The types of fish with the lowest mercury content—therefore considered to be safest to eat—are farmed catfish, tilapia, striped bass and trout, as well as sardines, crab, crawfish and wild Alaskan salmon. Cod, flounder, mahi-mahi, farmed oysters, Pacific salmon and sole are moderately safe to eat.

Great Lakes fish are never recommended for young families and women of childbearing age because of pollutants. In addition to mercury, PCBs are also an issue with Great Lakes fish. If these fish are to be consumed, they should be caught from the deepest part of the lake, and only young, smaller fish should be eaten. Large fish may be older and have absorbed more contaminants.

Sushi and specialty seafood
Raw seafood is not recommended for pregnant and nursing women, young children, anyone with a compromised immune system or anyone being treated for stomach acid problems. However, not all sushi is raw, so you can eat sushi that contains cooked seafood, such as a California roll. Raw clams and oysters should also be avoided.

Smoked fish, including refrigerated lox, kippers and seafood jerky should be avoided by pregnant women, older adults and those with weakened immunity. These foods can carry listeria, a bacteria that can make you very ill or cause serious complications in pregnancy.

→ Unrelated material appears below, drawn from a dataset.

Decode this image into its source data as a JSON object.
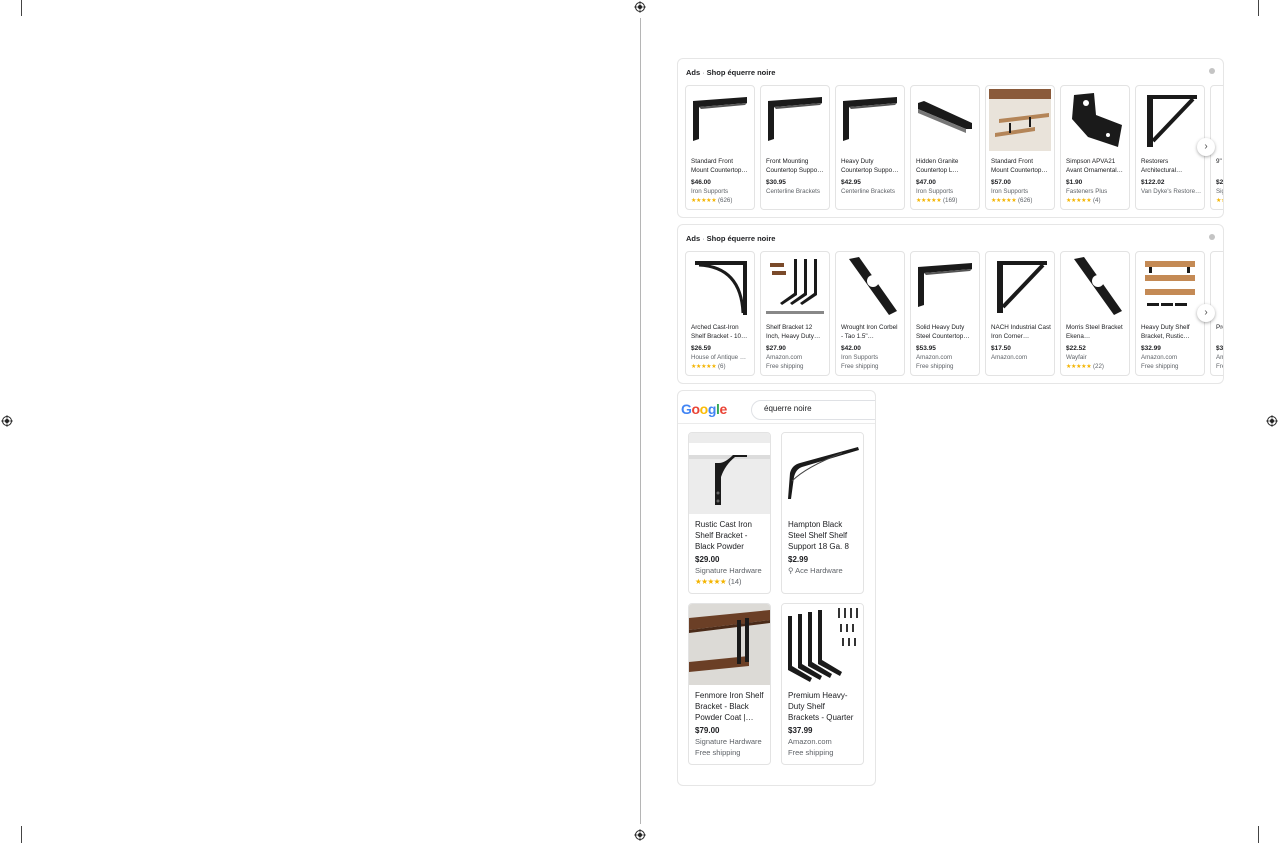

Knowing about the potential contaminants in fish, many people wonder why they should even consider eating it. But remember, there’s a risk of contamination in everything we eat due to fertilizers, storage, shipping and handling methods, and even our own methods of preparation. Thorough cooking, clean work surfaces and good personal hygiene keep us safe. Plus, when it comes to fish and seafood, nothing packs a better low-fat, high-protein punch.

Susan M. Leisner RD, IBCLC, RLC Nutritionist & Lactation Consultant